── Data records

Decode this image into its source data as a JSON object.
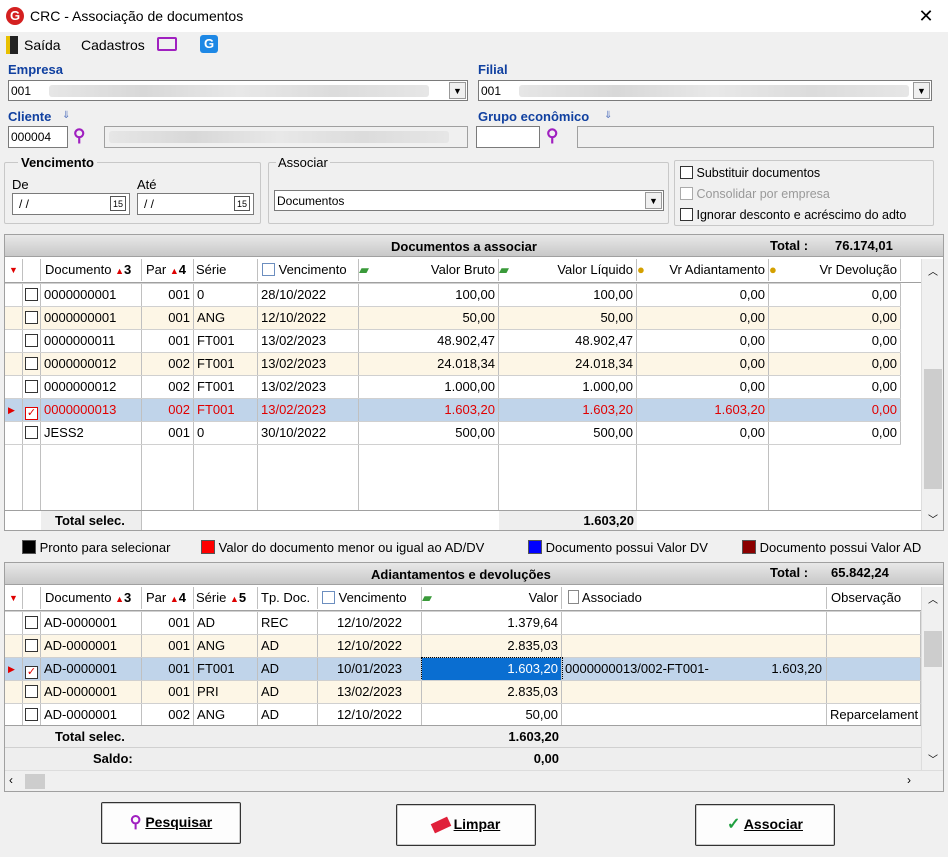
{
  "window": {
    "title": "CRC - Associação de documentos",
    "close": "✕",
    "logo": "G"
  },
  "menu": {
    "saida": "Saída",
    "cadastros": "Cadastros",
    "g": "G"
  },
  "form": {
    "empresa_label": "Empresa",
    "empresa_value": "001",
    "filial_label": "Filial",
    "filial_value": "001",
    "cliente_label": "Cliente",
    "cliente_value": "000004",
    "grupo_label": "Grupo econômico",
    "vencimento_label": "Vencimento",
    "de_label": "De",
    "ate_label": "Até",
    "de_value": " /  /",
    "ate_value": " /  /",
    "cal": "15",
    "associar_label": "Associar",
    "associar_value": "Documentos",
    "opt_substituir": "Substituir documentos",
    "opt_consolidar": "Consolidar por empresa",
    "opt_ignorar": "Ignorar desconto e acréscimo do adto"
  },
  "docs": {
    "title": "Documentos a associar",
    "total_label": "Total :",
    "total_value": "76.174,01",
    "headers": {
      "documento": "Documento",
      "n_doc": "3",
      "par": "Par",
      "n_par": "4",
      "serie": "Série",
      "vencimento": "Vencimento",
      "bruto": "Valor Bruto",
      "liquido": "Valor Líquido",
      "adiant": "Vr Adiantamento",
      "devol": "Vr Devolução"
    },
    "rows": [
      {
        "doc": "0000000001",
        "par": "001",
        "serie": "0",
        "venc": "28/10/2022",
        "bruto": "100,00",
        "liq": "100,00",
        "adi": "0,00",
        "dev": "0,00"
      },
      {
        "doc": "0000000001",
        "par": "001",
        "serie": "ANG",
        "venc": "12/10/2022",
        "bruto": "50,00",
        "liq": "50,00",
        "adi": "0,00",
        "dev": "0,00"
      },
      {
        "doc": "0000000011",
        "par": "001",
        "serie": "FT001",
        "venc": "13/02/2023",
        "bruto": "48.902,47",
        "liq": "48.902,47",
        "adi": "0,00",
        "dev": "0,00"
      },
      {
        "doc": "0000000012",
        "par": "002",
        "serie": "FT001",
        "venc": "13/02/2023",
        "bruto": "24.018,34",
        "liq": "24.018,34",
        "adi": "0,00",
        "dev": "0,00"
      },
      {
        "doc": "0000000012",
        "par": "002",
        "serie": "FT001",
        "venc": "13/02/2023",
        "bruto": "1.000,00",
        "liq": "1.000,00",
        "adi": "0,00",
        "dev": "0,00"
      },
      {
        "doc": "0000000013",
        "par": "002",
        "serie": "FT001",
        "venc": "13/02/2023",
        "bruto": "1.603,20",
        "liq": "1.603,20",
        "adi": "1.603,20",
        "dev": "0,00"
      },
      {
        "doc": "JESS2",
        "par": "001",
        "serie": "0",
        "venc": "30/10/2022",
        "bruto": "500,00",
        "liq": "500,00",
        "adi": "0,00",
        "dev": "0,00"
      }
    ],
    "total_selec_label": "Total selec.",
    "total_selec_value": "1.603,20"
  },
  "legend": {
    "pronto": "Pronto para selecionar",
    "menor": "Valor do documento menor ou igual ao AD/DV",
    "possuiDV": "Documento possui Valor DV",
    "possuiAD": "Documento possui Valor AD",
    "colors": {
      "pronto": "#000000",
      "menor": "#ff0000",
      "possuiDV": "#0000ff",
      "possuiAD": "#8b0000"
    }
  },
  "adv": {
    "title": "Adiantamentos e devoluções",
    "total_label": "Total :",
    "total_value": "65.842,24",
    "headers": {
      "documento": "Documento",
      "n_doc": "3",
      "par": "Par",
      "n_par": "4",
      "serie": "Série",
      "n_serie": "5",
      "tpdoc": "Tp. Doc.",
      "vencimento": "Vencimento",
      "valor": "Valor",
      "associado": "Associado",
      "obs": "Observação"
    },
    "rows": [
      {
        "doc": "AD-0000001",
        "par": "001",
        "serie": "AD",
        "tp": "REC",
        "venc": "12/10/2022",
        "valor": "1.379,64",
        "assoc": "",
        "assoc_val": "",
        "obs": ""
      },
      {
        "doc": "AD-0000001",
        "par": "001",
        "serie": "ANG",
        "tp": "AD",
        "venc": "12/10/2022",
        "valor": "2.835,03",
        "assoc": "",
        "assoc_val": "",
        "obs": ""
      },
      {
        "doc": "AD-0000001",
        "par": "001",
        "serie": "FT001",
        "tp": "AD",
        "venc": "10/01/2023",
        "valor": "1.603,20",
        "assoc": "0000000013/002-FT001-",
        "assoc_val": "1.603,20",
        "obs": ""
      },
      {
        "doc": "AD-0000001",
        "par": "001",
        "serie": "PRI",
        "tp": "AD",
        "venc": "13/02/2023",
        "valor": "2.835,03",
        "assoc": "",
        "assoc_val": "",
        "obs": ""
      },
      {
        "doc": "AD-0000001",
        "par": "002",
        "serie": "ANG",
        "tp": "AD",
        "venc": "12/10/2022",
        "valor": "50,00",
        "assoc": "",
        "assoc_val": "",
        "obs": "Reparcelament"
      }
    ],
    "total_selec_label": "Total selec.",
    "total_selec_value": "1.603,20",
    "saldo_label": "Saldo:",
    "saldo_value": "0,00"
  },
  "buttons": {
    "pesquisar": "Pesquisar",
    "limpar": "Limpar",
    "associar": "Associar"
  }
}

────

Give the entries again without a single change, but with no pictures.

Decode this image into its source data as a JSON object.
{
  "window": {
    "title": "CRC - Associação de documentos",
    "close": "✕",
    "logo": "G"
  },
  "menu": {
    "saida": "Saída",
    "cadastros": "Cadastros",
    "g": "G"
  },
  "form": {
    "empresa_label": "Empresa",
    "empresa_value": "001",
    "filial_label": "Filial",
    "filial_value": "001",
    "cliente_label": "Cliente",
    "cliente_value": "000004",
    "grupo_label": "Grupo econômico",
    "vencimento_label": "Vencimento",
    "de_label": "De",
    "ate_label": "Até",
    "de_value": " /  /",
    "ate_value": " /  /",
    "cal": "15",
    "associar_label": "Associar",
    "associar_value": "Documentos",
    "opt_substituir": "Substituir documentos",
    "opt_consolidar": "Consolidar por empresa",
    "opt_ignorar": "Ignorar desconto e acréscimo do adto"
  },
  "docs": {
    "title": "Documentos a associar",
    "total_label": "Total :",
    "total_value": "76.174,01",
    "headers": {
      "documento": "Documento",
      "n_doc": "3",
      "par": "Par",
      "n_par": "4",
      "serie": "Série",
      "vencimento": "Vencimento",
      "bruto": "Valor Bruto",
      "liquido": "Valor Líquido",
      "adiant": "Vr Adiantamento",
      "devol": "Vr Devolução"
    },
    "rows": [
      {
        "doc": "0000000001",
        "par": "001",
        "serie": "0",
        "venc": "28/10/2022",
        "bruto": "100,00",
        "liq": "100,00",
        "adi": "0,00",
        "dev": "0,00"
      },
      {
        "doc": "0000000001",
        "par": "001",
        "serie": "ANG",
        "venc": "12/10/2022",
        "bruto": "50,00",
        "liq": "50,00",
        "adi": "0,00",
        "dev": "0,00"
      },
      {
        "doc": "0000000011",
        "par": "001",
        "serie": "FT001",
        "venc": "13/02/2023",
        "bruto": "48.902,47",
        "liq": "48.902,47",
        "adi": "0,00",
        "dev": "0,00"
      },
      {
        "doc": "0000000012",
        "par": "002",
        "serie": "FT001",
        "venc": "13/02/2023",
        "bruto": "24.018,34",
        "liq": "24.018,34",
        "adi": "0,00",
        "dev": "0,00"
      },
      {
        "doc": "0000000012",
        "par": "002",
        "serie": "FT001",
        "venc": "13/02/2023",
        "bruto": "1.000,00",
        "liq": "1.000,00",
        "adi": "0,00",
        "dev": "0,00"
      },
      {
        "doc": "0000000013",
        "par": "002",
        "serie": "FT001",
        "venc": "13/02/2023",
        "bruto": "1.603,20",
        "liq": "1.603,20",
        "adi": "1.603,20",
        "dev": "0,00"
      },
      {
        "doc": "JESS2",
        "par": "001",
        "serie": "0",
        "venc": "30/10/2022",
        "bruto": "500,00",
        "liq": "500,00",
        "adi": "0,00",
        "dev": "0,00"
      }
    ],
    "total_selec_label": "Total selec.",
    "total_selec_value": "1.603,20"
  },
  "legend": {
    "pronto": "Pronto para selecionar",
    "menor": "Valor do documento menor ou igual ao AD/DV",
    "possuiDV": "Documento possui Valor DV",
    "possuiAD": "Documento possui Valor AD",
    "colors": {
      "pronto": "#000000",
      "menor": "#ff0000",
      "possuiDV": "#0000ff",
      "possuiAD": "#8b0000"
    }
  },
  "adv": {
    "title": "Adiantamentos e devoluções",
    "total_label": "Total :",
    "total_value": "65.842,24",
    "headers": {
      "documento": "Documento",
      "n_doc": "3",
      "par": "Par",
      "n_par": "4",
      "serie": "Série",
      "n_serie": "5",
      "tpdoc": "Tp. Doc.",
      "vencimento": "Vencimento",
      "valor": "Valor",
      "associado": "Associado",
      "obs": "Observação"
    },
    "rows": [
      {
        "doc": "AD-0000001",
        "par": "001",
        "serie": "AD",
        "tp": "REC",
        "venc": "12/10/2022",
        "valor": "1.379,64",
        "assoc": "",
        "assoc_val": "",
        "obs": ""
      },
      {
        "doc": "AD-0000001",
        "par": "001",
        "serie": "ANG",
        "tp": "AD",
        "venc": "12/10/2022",
        "valor": "2.835,03",
        "assoc": "",
        "assoc_val": "",
        "obs": ""
      },
      {
        "doc": "AD-0000001",
        "par": "001",
        "serie": "FT001",
        "tp": "AD",
        "venc": "10/01/2023",
        "valor": "1.603,20",
        "assoc": "0000000013/002-FT001-",
        "assoc_val": "1.603,20",
        "obs": ""
      },
      {
        "doc": "AD-0000001",
        "par": "001",
        "serie": "PRI",
        "tp": "AD",
        "venc": "13/02/2023",
        "valor": "2.835,03",
        "assoc": "",
        "assoc_val": "",
        "obs": ""
      },
      {
        "doc": "AD-0000001",
        "par": "002",
        "serie": "ANG",
        "tp": "AD",
        "venc": "12/10/2022",
        "valor": "50,00",
        "assoc": "",
        "assoc_val": "",
        "obs": "Reparcelament"
      }
    ],
    "total_selec_label": "Total selec.",
    "total_selec_value": "1.603,20",
    "saldo_label": "Saldo:",
    "saldo_value": "0,00"
  },
  "buttons": {
    "pesquisar": "Pesquisar",
    "limpar": "Limpar",
    "associar": "Associar"
  }
}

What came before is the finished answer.